- Task details: Everything in the records should be repeated exactly.

- Extracted entries:

+++

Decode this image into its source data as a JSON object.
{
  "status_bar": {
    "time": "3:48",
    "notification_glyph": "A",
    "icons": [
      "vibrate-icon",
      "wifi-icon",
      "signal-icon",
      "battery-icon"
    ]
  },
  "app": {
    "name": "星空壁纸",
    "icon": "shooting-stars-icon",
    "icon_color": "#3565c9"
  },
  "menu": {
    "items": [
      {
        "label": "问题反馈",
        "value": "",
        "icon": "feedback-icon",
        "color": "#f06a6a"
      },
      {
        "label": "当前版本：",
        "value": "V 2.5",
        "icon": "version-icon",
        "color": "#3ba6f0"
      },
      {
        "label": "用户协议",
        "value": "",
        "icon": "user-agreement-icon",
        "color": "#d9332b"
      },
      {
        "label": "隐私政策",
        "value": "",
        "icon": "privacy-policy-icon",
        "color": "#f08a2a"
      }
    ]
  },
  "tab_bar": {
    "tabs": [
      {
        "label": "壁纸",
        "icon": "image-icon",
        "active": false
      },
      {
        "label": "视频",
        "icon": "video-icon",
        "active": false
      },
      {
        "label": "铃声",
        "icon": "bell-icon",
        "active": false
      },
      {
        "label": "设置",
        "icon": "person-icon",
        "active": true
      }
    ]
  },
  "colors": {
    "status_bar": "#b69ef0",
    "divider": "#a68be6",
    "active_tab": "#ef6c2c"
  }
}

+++

- Task output:
Decode this image into its source data as a JSON object.
{
  "status_bar": {
    "time": "3:48",
    "notification_glyph": "A",
    "icons": [
      "vibrate-icon",
      "wifi-icon",
      "signal-icon",
      "battery-icon"
    ]
  },
  "app": {
    "name": "星空壁纸",
    "icon": "shooting-stars-icon",
    "icon_color": "#3565c9"
  },
  "menu": {
    "items": [
      {
        "label": "问题反馈",
        "value": "",
        "icon": "feedback-icon",
        "color": "#f06a6a"
      },
      {
        "label": "当前版本：",
        "value": "V 2.5",
        "icon": "version-icon",
        "color": "#3ba6f0"
      },
      {
        "label": "用户协议",
        "value": "",
        "icon": "user-agreement-icon",
        "color": "#d9332b"
      },
      {
        "label": "隐私政策",
        "value": "",
        "icon": "privacy-policy-icon",
        "color": "#f08a2a"
      }
    ]
  },
  "tab_bar": {
    "tabs": [
      {
        "label": "壁纸",
        "icon": "image-icon",
        "active": false
      },
      {
        "label": "视频",
        "icon": "video-icon",
        "active": false
      },
      {
        "label": "铃声",
        "icon": "bell-icon",
        "active": false
      },
      {
        "label": "设置",
        "icon": "person-icon",
        "active": true
      }
    ]
  },
  "colors": {
    "status_bar": "#b69ef0",
    "divider": "#a68be6",
    "active_tab": "#ef6c2c"
  }
}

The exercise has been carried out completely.